Beloved brothers, let us set out for these pastures where we shall keep joyful festival with so many of our fellow citizens. May the thought of their happiness urge us on! Let us stir up our hearts, rekindle our faith, and long eagerly for what heaven has in store for us. To love thus is to be already on our way. No matter what obstacles we encounter, we must not allow them to turn us aside from the joy of that heavenly feast. Anyone who is determined to reach his destination is not deterred by the roughness of the road that leads to it. Nor must we allow the charm of success to seduce us, or we shall be like a foolish traveler who is so distracted by the pleasant meadows through which he is passing that he forgets where he is going.

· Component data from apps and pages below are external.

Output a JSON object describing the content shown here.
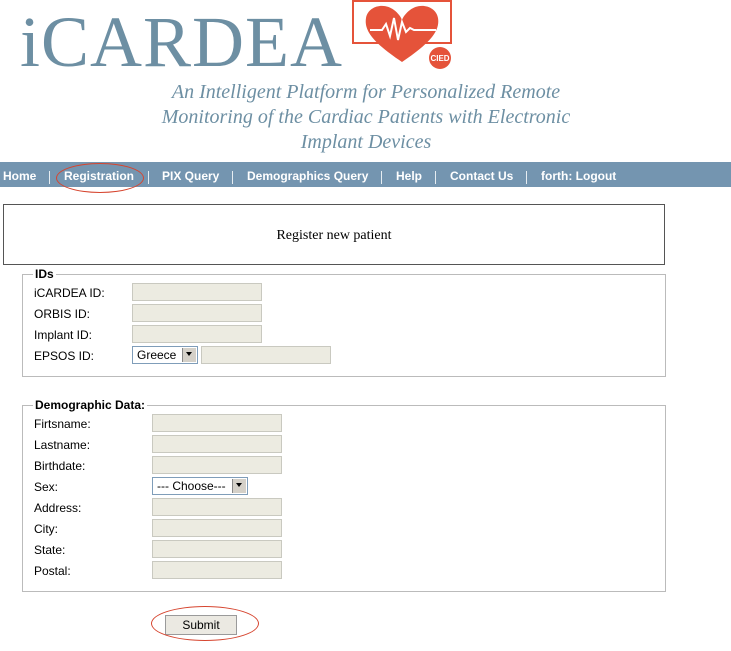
{
  "header": {
    "logo_text": "iCARDEA",
    "logo_badge": "CIED",
    "tagline_lines": [
      "An Intelligent Platform for Personalized Remote",
      "Monitoring of the Cardiac Patients with Electronic",
      "Implant Devices"
    ],
    "colors": {
      "logo": "#6d8fa3",
      "heart": "#e5533a"
    }
  },
  "nav": {
    "items": [
      {
        "label": "Home"
      },
      {
        "label": "Registration"
      },
      {
        "label": "PIX Query"
      },
      {
        "label": "Demographics Query"
      },
      {
        "label": "Help"
      },
      {
        "label": "Contact Us"
      },
      {
        "label": "forth: Logout"
      }
    ],
    "active": "Registration",
    "color": "#7495b0"
  },
  "page_title": "Register new patient",
  "ids_section": {
    "legend": "IDs",
    "fields": [
      {
        "label": "iCARDEA ID:",
        "value": ""
      },
      {
        "label": "ORBIS ID:",
        "value": ""
      },
      {
        "label": "Implant ID:",
        "value": ""
      },
      {
        "label": "EPSOS ID:",
        "value": ""
      }
    ],
    "epsos_country": "Greece"
  },
  "demo_section": {
    "legend": "Demographic Data:",
    "fields": [
      {
        "label": "Firtsname:",
        "value": ""
      },
      {
        "label": "Lastname:",
        "value": ""
      },
      {
        "label": "Birthdate:",
        "value": ""
      },
      {
        "label": "Sex:",
        "value": ""
      },
      {
        "label": "Address:",
        "value": ""
      },
      {
        "label": "City:",
        "value": ""
      },
      {
        "label": "State:",
        "value": ""
      },
      {
        "label": "Postal:",
        "value": ""
      }
    ],
    "sex_selected": "--- Choose---"
  },
  "submit_label": "Submit"
}
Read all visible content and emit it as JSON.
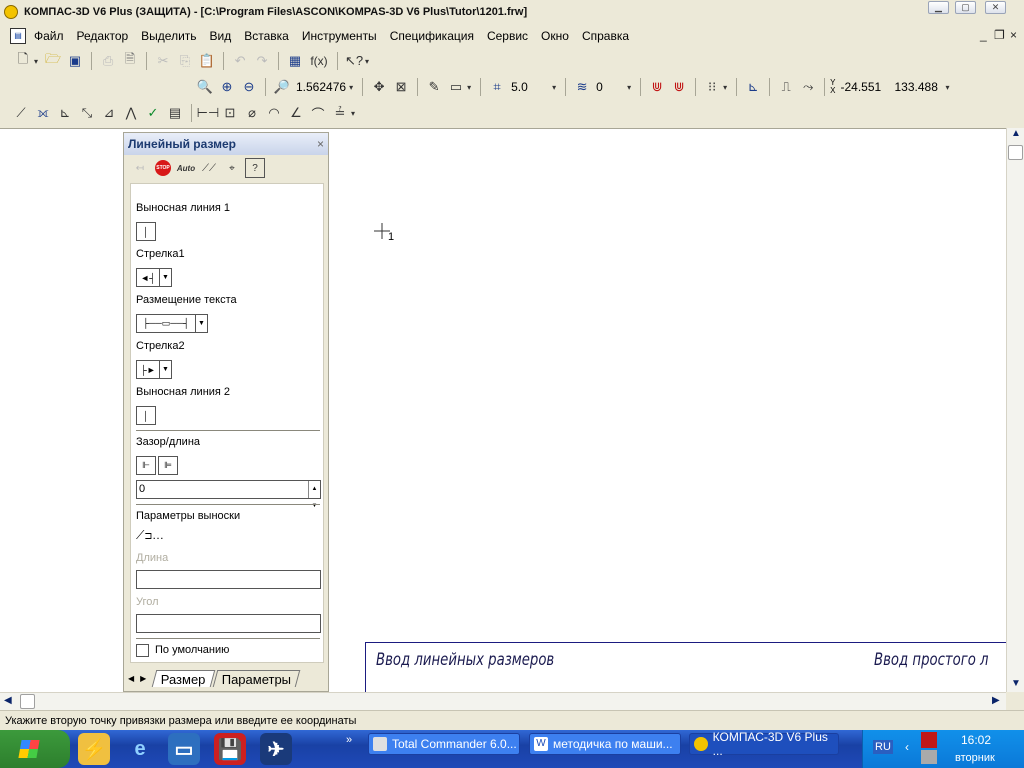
{
  "window": {
    "title": "КОМПАС-3D V6 Plus (ЗАЩИТА) - [C:\\Program Files\\ASCON\\KOMPAS-3D V6 Plus\\Tutor\\1201.frw]",
    "controls": [
      "minimize-icon",
      "maximize-icon",
      "close-icon"
    ]
  },
  "menu": {
    "items": [
      "Файл",
      "Редактор",
      "Выделить",
      "Вид",
      "Вставка",
      "Инструменты",
      "Спецификация",
      "Сервис",
      "Окно",
      "Справка"
    ]
  },
  "toolbar": {
    "zoom_value": "1.562476",
    "step_value": "5.0",
    "layer_value": "0",
    "coord_x": "-24.551",
    "coord_y": "133.488",
    "coord_label_y": "Y",
    "coord_label_x": "X",
    "fx_label": "f(x)"
  },
  "panel": {
    "title": "Линейный размер",
    "close_glyph": "×",
    "auto_label": "Auto",
    "stop_label": "STOP",
    "labels": {
      "ext_line1": "Выносная линия 1",
      "arrow1": "Стрелка1",
      "text_placement": "Размещение текста",
      "arrow2": "Стрелка2",
      "ext_line2": "Выносная линия 2",
      "gap_length": "Зазор/длина",
      "gap_value": "0",
      "leader_params": "Параметры выноски",
      "length": "Длина",
      "angle": "Угол",
      "default": "По умолчанию"
    },
    "tabs": [
      "Размер",
      "Параметры"
    ]
  },
  "canvas": {
    "cursor_index": "1",
    "title_block_left": "Ввод линейных размеров",
    "title_block_right": "Ввод простого л"
  },
  "status": {
    "text": "Укажите вторую точку привязки размера или введите ее координаты"
  },
  "taskbar": {
    "tasks": [
      "Total Commander 6.0...",
      "методичка по маши...",
      "КОМПАС-3D V6 Plus ..."
    ],
    "lang": "RU",
    "time": "16:02",
    "day": "вторник"
  },
  "colors": {
    "accent": "#1c3a70",
    "taskbar": "#1f49b8",
    "drawing_ink": "#1b1b80"
  }
}
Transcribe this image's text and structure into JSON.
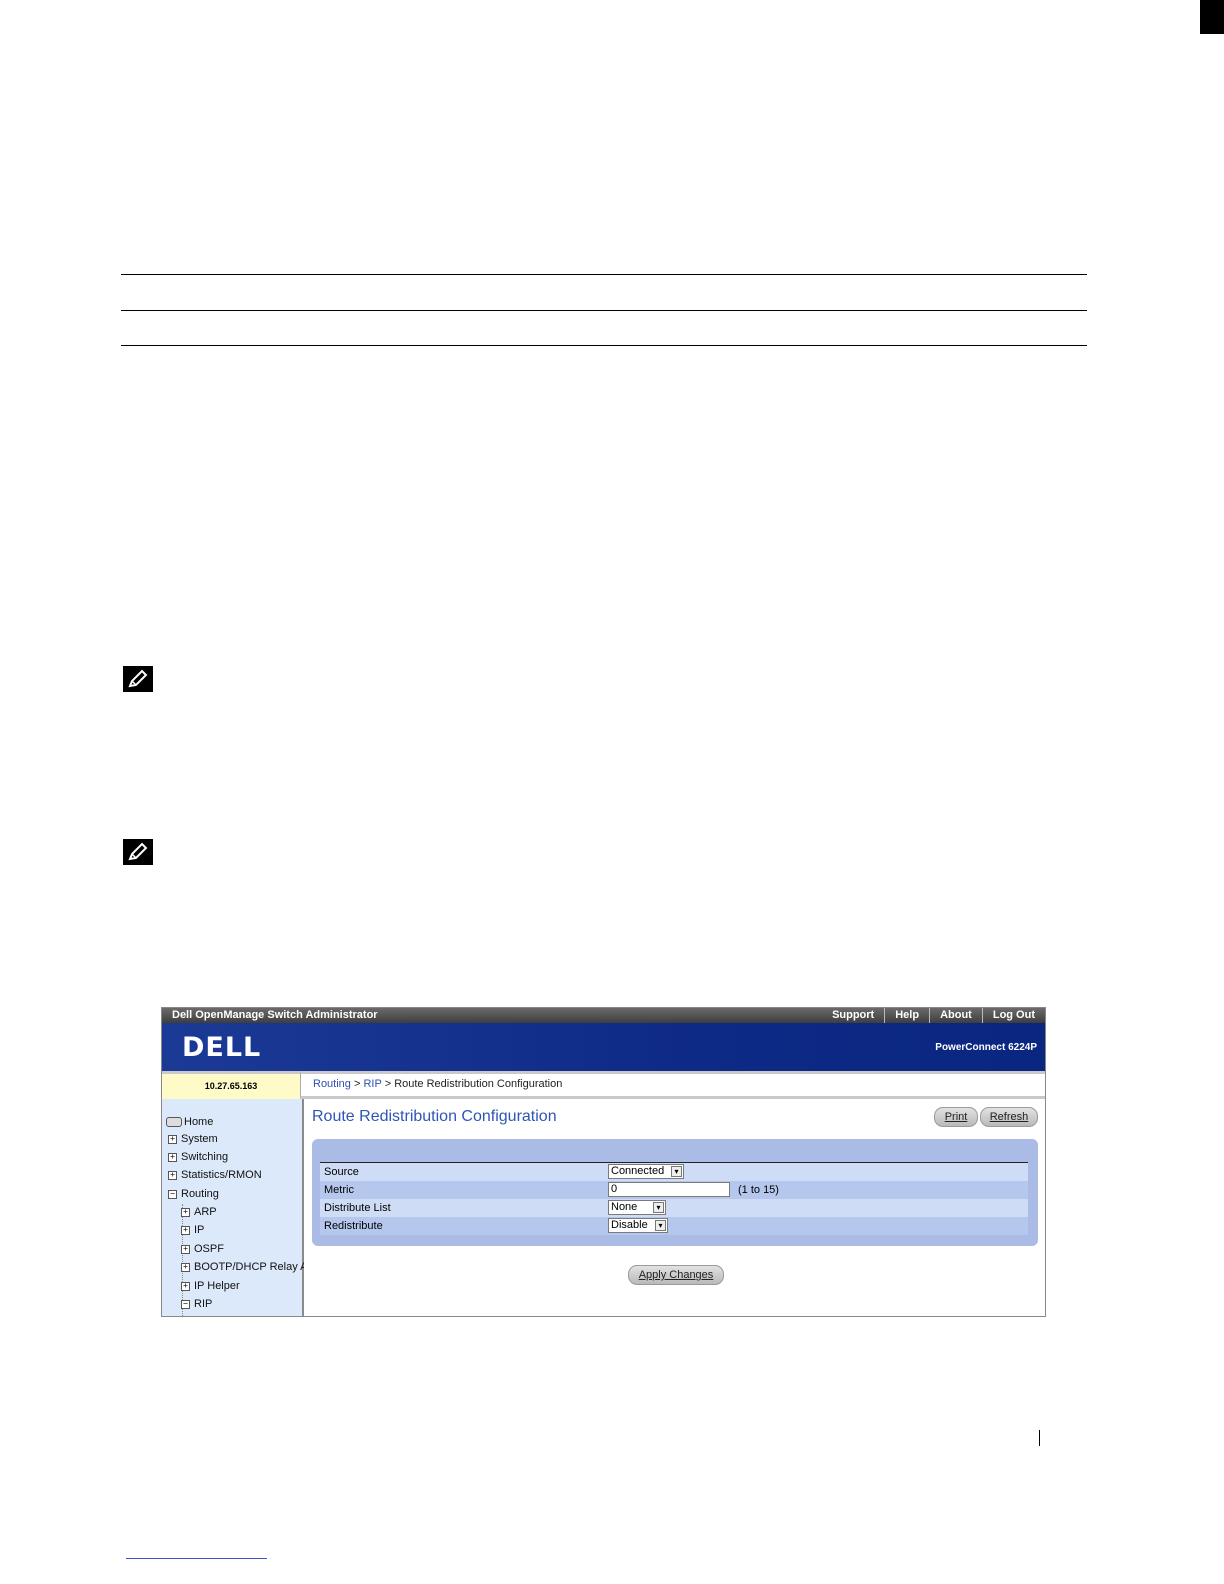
{
  "app": {
    "title": "Dell OpenManage Switch Administrator",
    "top_links": [
      "Support",
      "Help",
      "About",
      "Log Out"
    ],
    "logo": "DELL",
    "model": "PowerConnect 6224P",
    "ip_address": "10.27.65.163"
  },
  "breadcrumb": {
    "items": [
      "Routing",
      "RIP"
    ],
    "separator": ">",
    "current": "Route Redistribution Configuration"
  },
  "sidebar": {
    "items": [
      "Home",
      "System",
      "Switching",
      "Statistics/RMON",
      "Routing",
      "ARP",
      "IP",
      "OSPF",
      "BOOTP/DHCP Relay A",
      "IP Helper",
      "RIP"
    ]
  },
  "page": {
    "title": "Route Redistribution Configuration",
    "print_label": "Print",
    "refresh_label": "Refresh",
    "apply_label": "Apply Changes"
  },
  "form": {
    "source": {
      "label": "Source",
      "value": "Connected"
    },
    "metric": {
      "label": "Metric",
      "value": "0",
      "hint": "(1 to 15)"
    },
    "distribute_list": {
      "label": "Distribute List",
      "value": "None"
    },
    "redistribute": {
      "label": "Redistribute",
      "value": "Disable"
    }
  },
  "colors": {
    "brand": "#0d2a86",
    "panel": "#aabbe6",
    "link": "#2f4fb5"
  }
}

I think the part of this homily that intrigues me most is the contrasting points of failure it presents. Much in keeping with the epistle lesson we are not to be deterred by the roughness of the road, by the pain and suffering that might come from keeping the faith. Gregory realizes though that there is a portion of the population that doesn’t have that much in the way of pain and suffering on account of the Gospel anymore. We do not live in constant fear for our lives simply by walking through the front doors of the church. We do not stand up and recite the Apostle’s Creed as an act of rebellion. Are there places where these are true? Yes, but right here is not one of them. As such, I find it difficult to relate to the epistle on a personal level. That is why I enjoy this contrasting image. “Nor must we allow the charm of success to seduce us, or we shall be like a foolish traveler who is so distracted by the pleasant meadows through which he is passing that he forgets where he is going.” We are in the sheepfold. We have listened to the voice of the Shepherd. We have entered through the gate to be saved and exit through the gate to find pastures. We are not supposed to let that be the be all and end all of our existence. We cannot look at the fact that we come to church as a success. We cannot look at being baptized as a success. We cannot take the being able to take the Eucharist as a success. They are steps along the path but they are not the destination.


  1. Sola scriptura, prima scriptura, and the fidei depositum of sacred scripture and sacred tradition is a graduate level course in and of itself. 

  2. In the interests of footnoted honesty, however, I find sola incompatible with an advanced literature degree and history of the first to third centuries CE, the magisterium untrustworthy for various reasons that probably begin with the Peter Abelard/Bernard of Clairvaux fight or lack thereof, and have experienced too much of the destructive nature of Pentecostal Christianity to agree with the Wesleyan Quadrilateral. I’m a three-legged stool Anglican almost by default.  

  3.  Source: Office of Readings. Sunday May 7, 2017